In this you stated that it is an inconvenience to attend Mass, and therefore people do not. Well, I am a prisoner here in Oklahoma, and I beg for the opportunity to celebrate Mass. The faithful here are allowed to celebrate once a month, and we run to the small chapel with joy in our hearts. We would crawl on our knees the three miles just for the opportunity to celebrate every week.
Your “Easter 2011” editorial addressing “apathy” is a sobering but true assessment of our Church today.
I would like to share an experience with you. A few years ago, I was interviewing a pastor in our Diocese of St. Petersburg, Fla., at a large parish church, around 4,000 families. In addition to himself, he had two assisting priests and three retired priests who helped out in visiting the sick and saying Masses. He also had six deacons. I asked him a question: “If the bishop sent you two young priests tomorrow, what would you do with your six deacons?” He answered: “Ask them to continue to do what they are already doing for I could not run the parish without them. Look at it this way, there is enough ministry in this parish to keep all of us busy.”
This is certainly true of smaller parishes, but it is also true that deacons can be more used, particularly as parish administrators.
Having had that position in a parish with only two priests, I know that taking the burden off the material aspects of running the parish allows the priests to really function in those areas they were spiritual trained to do, especially in the administering of the sacraments and being spiritual advisers to the many lay organizations that parishes do have or should have in the ongoing evangelization of the parish community and in the evangelization of inactive Catholics. Many parishes could run with two priests, six deacons, not to mention religious sisters if there is a congregation in the diocese.
— Deacon John M. Edgerton, via email
No picking and choosing
Re “Have you thought about why you are (or stay) Catholic?” (Openers, April 17).
Like Bryan Kemper, I, too, am a “revert,” one who was baptized a Catholic, but for one reason or another, either didn’t follow the Church into adulthood or left the Church, usually when one leaves their parents’ home. Yes, I felt as compelled as he did to return to the faith of my youth, and for the reasons that he cites.
When Kemper talks about church authority, he says, “Every time someone disagrees with another teaching of their church they simply start a new one.” That implies that the Catholic Church uses its Church authority to hold its doctrine and teachings sacrosanct, and I agree. But my observations are that the same thing happens in Catholicism when the faithful disagree with a teaching or doctrine of the Church; they simply ignore it and go on with their own beliefs, thus becoming what has become known as “cafeteria Catholics,” or those that pick and choose what they want to believe. It’s a lot easier than leaving the Church for another or starting over.
I left the Catholic Church when most young people do, when I moved out of my family home and was free of the “restrictions” of my faith. I returned 35 years later, after complete absence of religion and then four years at a “community” church. God drew me back to the one true Church, and I am forever grateful.
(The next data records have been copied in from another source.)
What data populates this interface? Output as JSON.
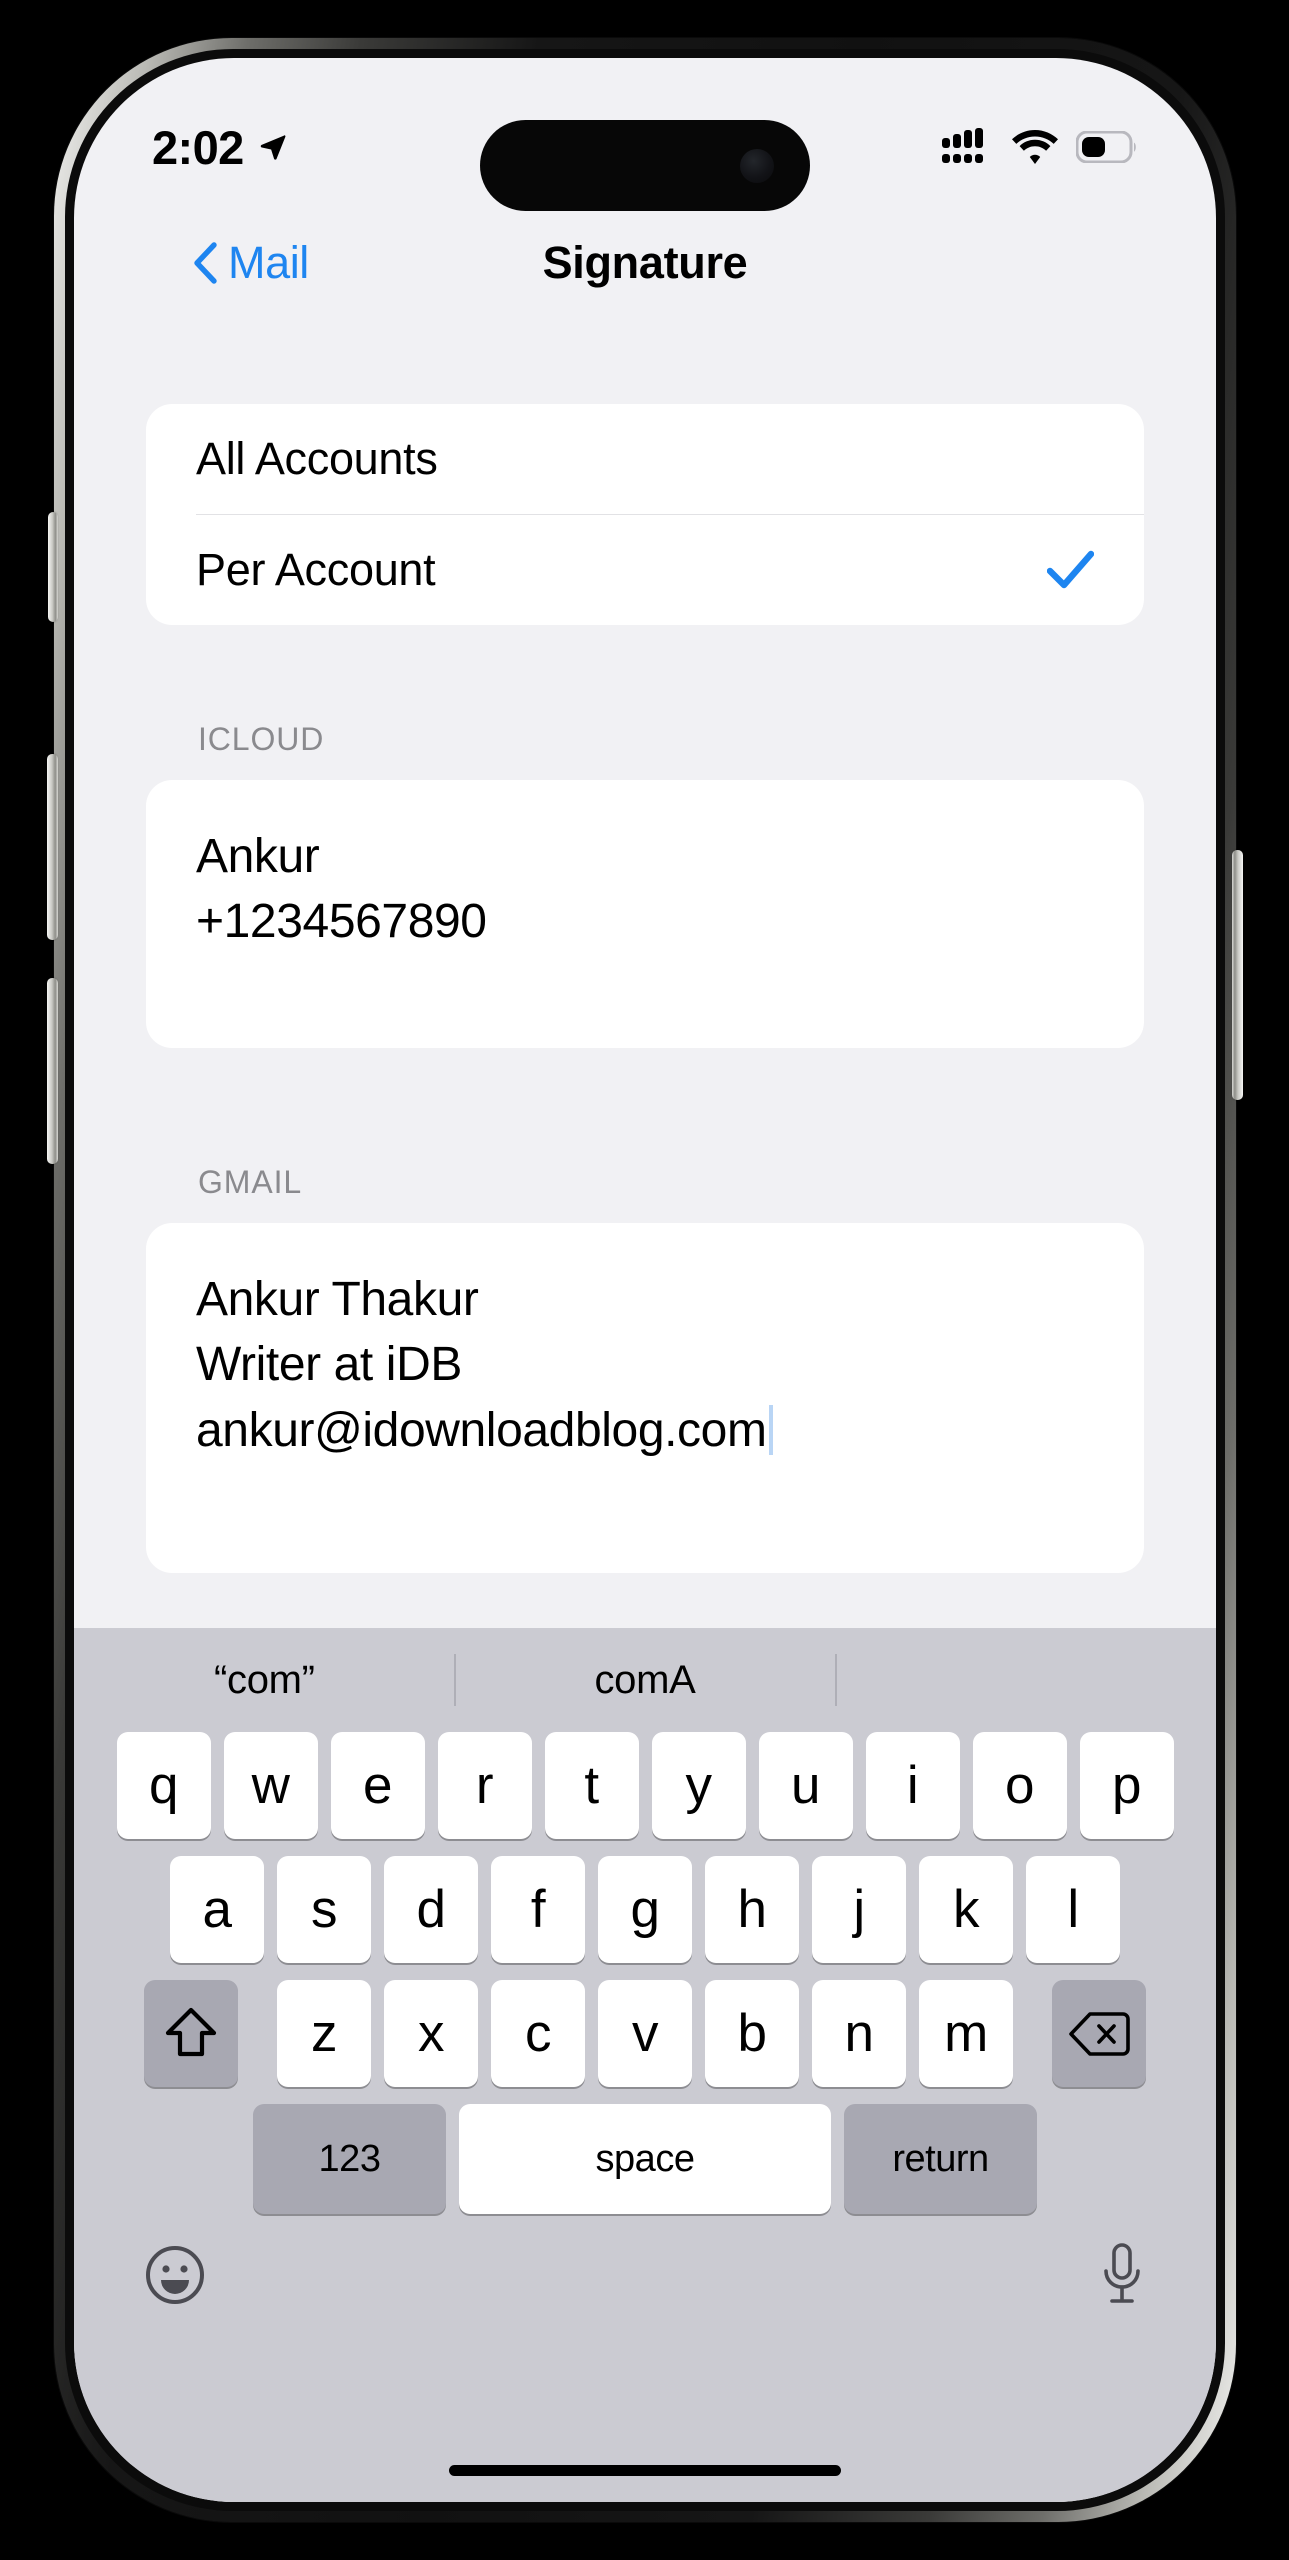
{
  "status_bar": {
    "time": "2:02",
    "location_icon": "location-arrow-icon",
    "cellular_icon": "cellular-signal-icon",
    "wifi_icon": "wifi-icon",
    "battery_icon": "battery-icon",
    "battery_level_percent": 42
  },
  "nav_bar": {
    "back_label": "Mail",
    "back_icon": "chevron-left-icon",
    "title": "Signature"
  },
  "scope_options": [
    {
      "label": "All Accounts",
      "selected": false
    },
    {
      "label": "Per Account",
      "selected": true
    }
  ],
  "check_icon": "checkmark-icon",
  "sections": [
    {
      "header": "ICLOUD",
      "lines": [
        "Ankur",
        "+1234567890"
      ],
      "has_caret": false
    },
    {
      "header": "GMAIL",
      "lines": [
        "Ankur Thakur",
        "Writer at iDB",
        "ankur@idownloadblog.com"
      ],
      "has_caret": true
    }
  ],
  "keyboard": {
    "suggestions": [
      "“com”",
      "comA",
      ""
    ],
    "row1": [
      "q",
      "w",
      "e",
      "r",
      "t",
      "y",
      "u",
      "i",
      "o",
      "p"
    ],
    "row2": [
      "a",
      "s",
      "d",
      "f",
      "g",
      "h",
      "j",
      "k",
      "l"
    ],
    "row3": [
      "z",
      "x",
      "c",
      "v",
      "b",
      "n",
      "m"
    ],
    "shift_icon": "shift-arrow-icon",
    "delete_icon": "delete-backward-icon",
    "numeric_label": "123",
    "space_label": "space",
    "return_label": "return",
    "emoji_icon": "emoji-smiley-icon",
    "dictation_icon": "microphone-icon"
  },
  "colors": {
    "accent_blue": "#1E85F0",
    "background": "#F1F1F4",
    "card": "#FFFFFF",
    "keyboard_bg": "#CBCBD2",
    "key_white": "#FFFFFF",
    "key_gray": "#A8A8B2",
    "section_header_gray": "#8A8A8E",
    "caret_blue": "#B9D5F5"
  }
}
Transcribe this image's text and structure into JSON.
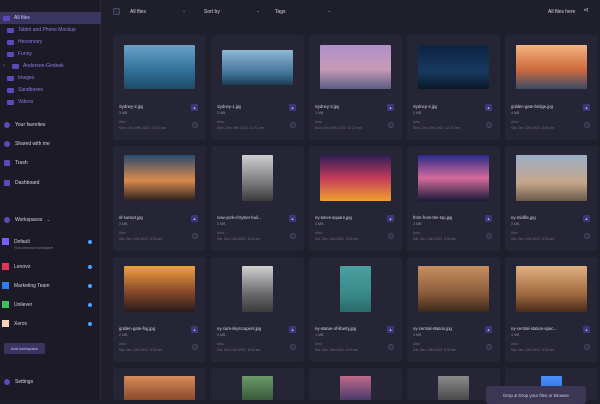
{
  "sidebar": {
    "folders": [
      {
        "label": "All files",
        "selected": true
      },
      {
        "label": "Tablet and Phone Mockup"
      },
      {
        "label": "Hexometry"
      },
      {
        "label": "Funny"
      },
      {
        "label": "Anderson-Grotesk",
        "expandable": true
      },
      {
        "label": "Images"
      },
      {
        "label": "Sandboxes"
      },
      {
        "label": "Videos"
      }
    ],
    "nav": {
      "favorites": "Your favorites",
      "shared": "Shared with me",
      "trash": "Trash",
      "dashboard": "Dashboard"
    },
    "workspaces_title": "Workspaces",
    "workspaces": [
      {
        "label": "Default",
        "sub": "Your personal workspace",
        "color": "#7c5cff"
      },
      {
        "label": "Lenovo",
        "color": "#e3335a"
      },
      {
        "label": "Marketing Team",
        "color": "#2f7df6"
      },
      {
        "label": "Unilever",
        "color": "#3ec25c"
      },
      {
        "label": "Xerox",
        "color": "#f6d3b8"
      }
    ],
    "add_workspace": "Add workspace",
    "settings": "Settings"
  },
  "toolbar": {
    "filter": "All files",
    "sort": "Sort by",
    "tags": "Tags",
    "right_label": "All files here"
  },
  "files": [
    {
      "name": "Sydney-2.jpg",
      "size": "3 MB",
      "owner": "Artur",
      "date": "Mon, Dec 19th 2022, 12:21 am"
    },
    {
      "name": "Sydney-1.jpg",
      "size": "3 MB",
      "owner": "Artur",
      "date": "Mon, Dec 19th 2022, 12:21 am"
    },
    {
      "name": "Sydney-3.jpg",
      "size": "1 MB",
      "owner": "Artur",
      "date": "Mon, Dec 19th 2022, 12:22 am"
    },
    {
      "name": "Sydney-4.jpg",
      "size": "3 MB",
      "owner": "Artur",
      "date": "Mon, Dec 19th 2022, 12:22 am"
    },
    {
      "name": "golden-gate-bridge.jpg",
      "size": "4 MB",
      "owner": "Artur",
      "date": "Sat, Dec 10th 2022, 6:00 am"
    },
    {
      "name": "sf-sunset.jpg",
      "size": "3 MB",
      "owner": "Artur",
      "date": "Sat, Dec 10th 2022, 6:00 am"
    },
    {
      "name": "new-york-chrysler-buil...",
      "size": "3 MB",
      "owner": "Artur",
      "date": "Sat, Dec 10th 2022, 6:00 am"
    },
    {
      "name": "ny-times-square.jpg",
      "size": "3 MB",
      "owner": "Artur",
      "date": "Sat, Dec 10th 2022, 6:00 am"
    },
    {
      "name": "from-from-the-top.jpg",
      "size": "3 MB",
      "owner": "Artur",
      "date": "Sat, Dec 10th 2022, 6:00 am"
    },
    {
      "name": "ny-midlife.jpg",
      "size": "3 MB",
      "owner": "Artur",
      "date": "Sat, Dec 10th 2022, 6:00 am"
    },
    {
      "name": "golden-gate-fog.jpg",
      "size": "2 MB",
      "owner": "Artur",
      "date": "Sat, Dec 10th 2022, 6:00 am"
    },
    {
      "name": "ny-cars-skyscrapers.jpg",
      "size": "3 MB",
      "owner": "Artur",
      "date": "Sat, Dec 10th 2022, 6:00 am"
    },
    {
      "name": "ny-statue-of-liberty.jpg",
      "size": "1 MB",
      "owner": "Artur",
      "date": "Sat, Dec 10th 2022, 6:00 am"
    },
    {
      "name": "ny-central-station.jpg",
      "size": "3 MB",
      "owner": "Artur",
      "date": "Sat, Dec 10th 2022, 6:00 am"
    },
    {
      "name": "ny-central-station-spac...",
      "size": "4 MB",
      "owner": "Artur",
      "date": "Sat, Dec 10th 2022, 6:00 am"
    }
  ],
  "toast": "Drop & Drop your files or Browse"
}
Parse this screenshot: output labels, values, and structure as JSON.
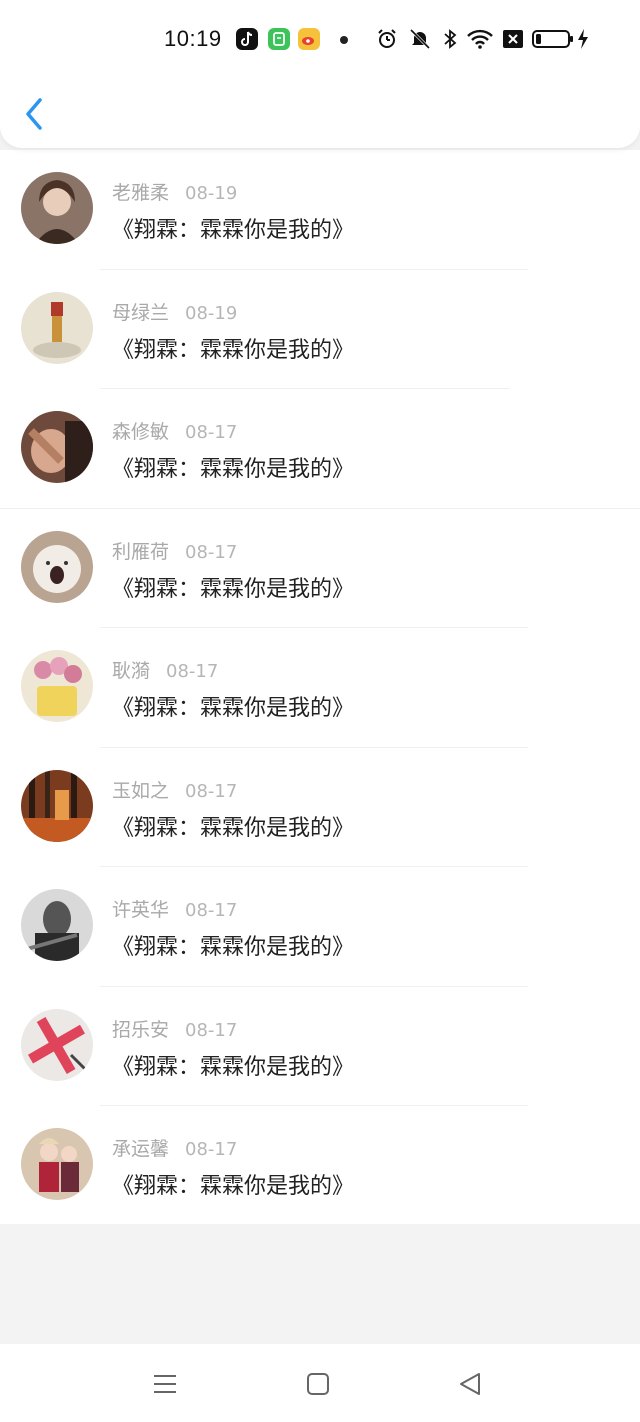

— Dennis Babson, Grass Valley, Calif.
I appreciated John Norton’s Openers and the editorial (OSV, April 24, 2011) that both stressed the reality of who we are and what we do as Catholics. I’m sorry to say that many Catholics that I know do not seem to “live” their Catholic identity. Can one possibly imagine that parish closings may actually be a work of the Spirit? The wake-up call is to get off one’s ___ and get outside, where the real religious and spiritual work is. Given all of the whining regarding the “vocational crisis,” how many of us actually encourage vocations, even within our own families?
— Tom Doyle, El Paso, Texas
I am deeply grateful that you and writer Russell Shaw bravely addressed the issue of “Vatican intervenes in U.S. parish closings” (News Analysis, April 24).
In our western Pennsylvania diocese, 13 parishes were closed. The people were told there is a shortage of priests; yet four months after the closings, two priests were imported for four years from the Philippines.
Where faith is alive with definite reserves, people now question the veracity of these closings, and the bishops lose much respect as administrators. This is especially true in ethnic parishes, where attachment is generational and loyalty top shelf.
I am happy that the Vatican is finally stepping in, giving the local Catholics some hope that someone truly is listening.
Again, I thank you folks for the courage to address the issue, for it is not over. In one local town, when a large, thriving parish was suppressed and the beautiful church demolished, many of the congregation reached out to the Polish National Catholic Church, and thus established the newest PNCC parish in all of western Pennsylvania.
— Father Joseph L. Sredzinski, Jeannette, Pa.